Task description: Scan the records for lines with the word "info", and copy every such line.

Data records for software interfaces
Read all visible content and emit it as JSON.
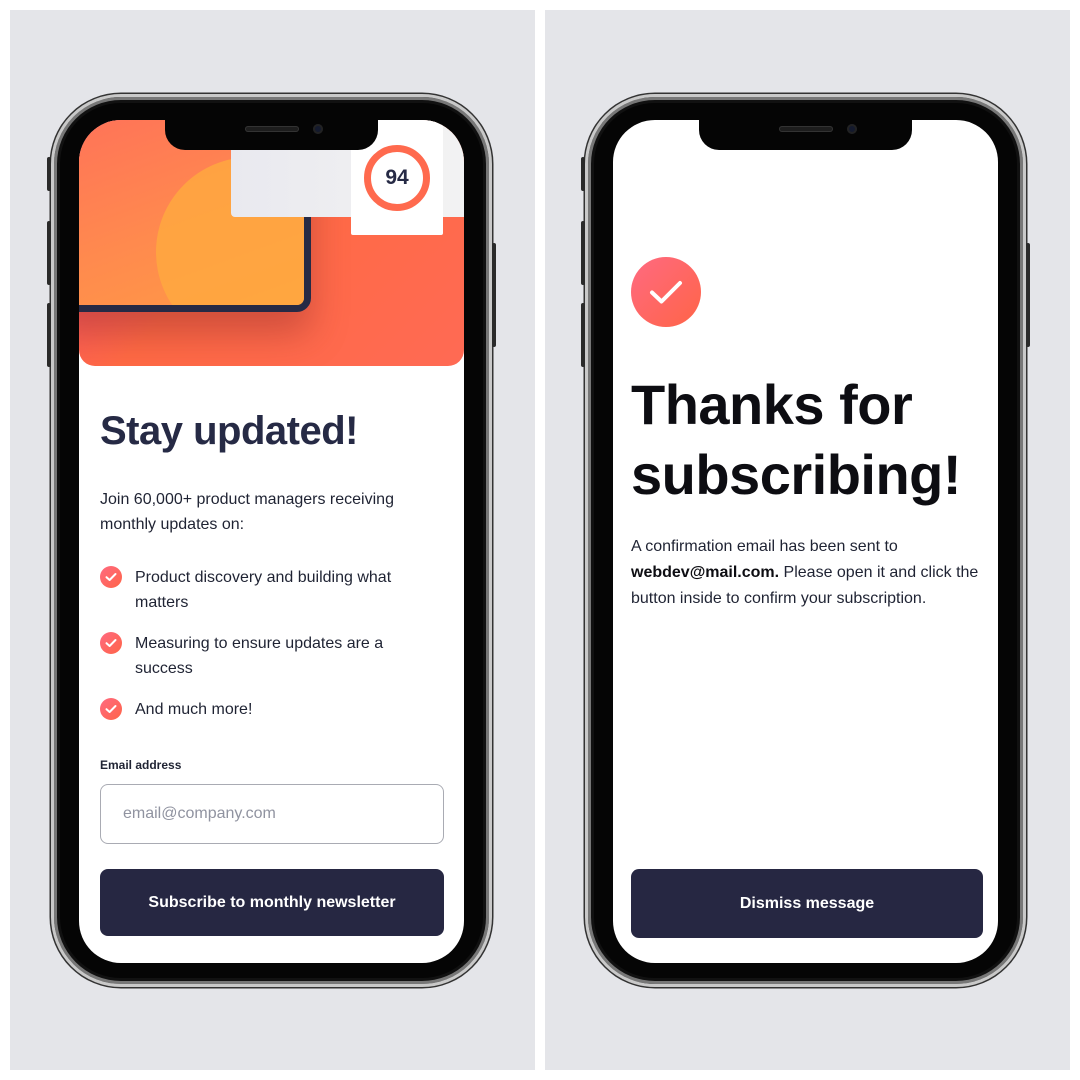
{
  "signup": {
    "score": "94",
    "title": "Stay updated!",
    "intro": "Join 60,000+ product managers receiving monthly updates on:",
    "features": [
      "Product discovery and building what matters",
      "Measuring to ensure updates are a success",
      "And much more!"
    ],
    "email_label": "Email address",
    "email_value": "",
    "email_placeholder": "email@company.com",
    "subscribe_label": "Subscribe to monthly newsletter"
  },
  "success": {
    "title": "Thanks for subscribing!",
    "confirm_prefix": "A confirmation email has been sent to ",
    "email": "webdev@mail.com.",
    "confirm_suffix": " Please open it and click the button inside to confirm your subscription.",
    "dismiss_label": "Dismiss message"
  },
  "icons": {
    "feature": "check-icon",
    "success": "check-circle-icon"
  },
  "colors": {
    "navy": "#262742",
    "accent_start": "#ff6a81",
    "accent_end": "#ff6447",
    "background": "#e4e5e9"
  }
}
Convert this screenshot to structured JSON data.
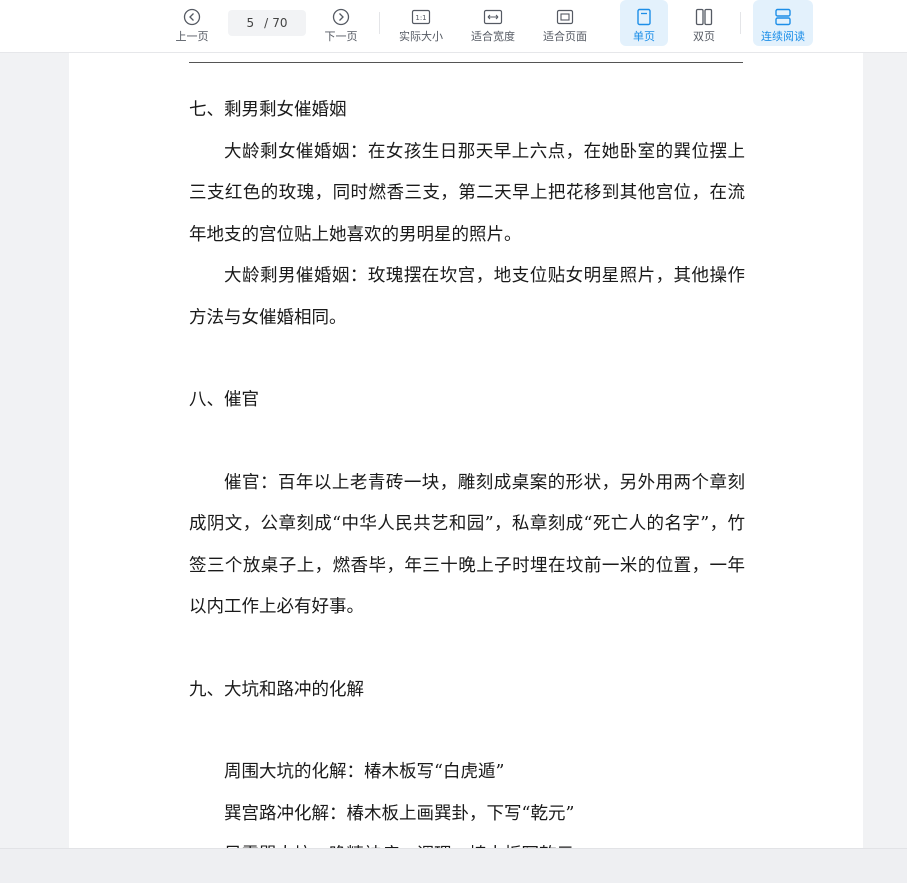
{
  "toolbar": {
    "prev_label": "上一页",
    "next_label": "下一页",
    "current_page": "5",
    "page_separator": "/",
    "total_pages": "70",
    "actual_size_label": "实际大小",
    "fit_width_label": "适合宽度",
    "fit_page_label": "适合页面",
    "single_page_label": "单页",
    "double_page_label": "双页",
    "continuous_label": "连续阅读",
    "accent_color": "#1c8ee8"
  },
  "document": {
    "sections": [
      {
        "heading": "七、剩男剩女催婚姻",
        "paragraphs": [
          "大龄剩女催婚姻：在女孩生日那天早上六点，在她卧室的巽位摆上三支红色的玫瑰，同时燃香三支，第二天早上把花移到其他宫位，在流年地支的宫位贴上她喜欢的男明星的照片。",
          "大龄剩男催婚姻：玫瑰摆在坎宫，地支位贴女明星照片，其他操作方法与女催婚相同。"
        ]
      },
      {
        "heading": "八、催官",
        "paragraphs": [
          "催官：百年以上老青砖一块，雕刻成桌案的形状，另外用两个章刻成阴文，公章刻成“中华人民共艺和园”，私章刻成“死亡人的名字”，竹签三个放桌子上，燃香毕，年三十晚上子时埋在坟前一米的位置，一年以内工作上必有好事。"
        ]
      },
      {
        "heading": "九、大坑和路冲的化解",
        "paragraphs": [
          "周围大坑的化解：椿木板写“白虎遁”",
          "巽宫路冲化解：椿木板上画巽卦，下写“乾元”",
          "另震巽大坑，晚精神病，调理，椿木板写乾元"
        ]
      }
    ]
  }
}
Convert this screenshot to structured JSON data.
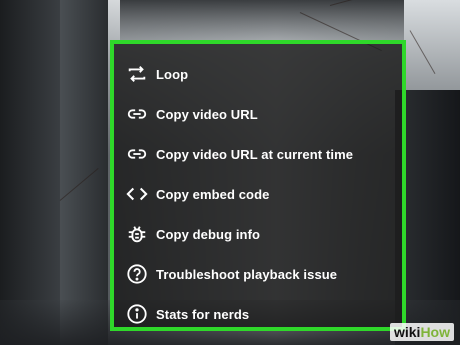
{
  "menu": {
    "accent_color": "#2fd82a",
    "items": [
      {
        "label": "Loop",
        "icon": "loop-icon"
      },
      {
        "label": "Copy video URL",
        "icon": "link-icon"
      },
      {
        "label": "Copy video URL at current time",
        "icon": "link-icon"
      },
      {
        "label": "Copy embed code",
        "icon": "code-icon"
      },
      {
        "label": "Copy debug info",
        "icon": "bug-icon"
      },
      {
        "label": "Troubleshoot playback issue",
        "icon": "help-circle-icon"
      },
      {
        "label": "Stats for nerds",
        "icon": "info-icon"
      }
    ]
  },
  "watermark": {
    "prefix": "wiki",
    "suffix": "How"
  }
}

Exercise response:
        "label": "Copy debug info",
        "icon": "info-icon"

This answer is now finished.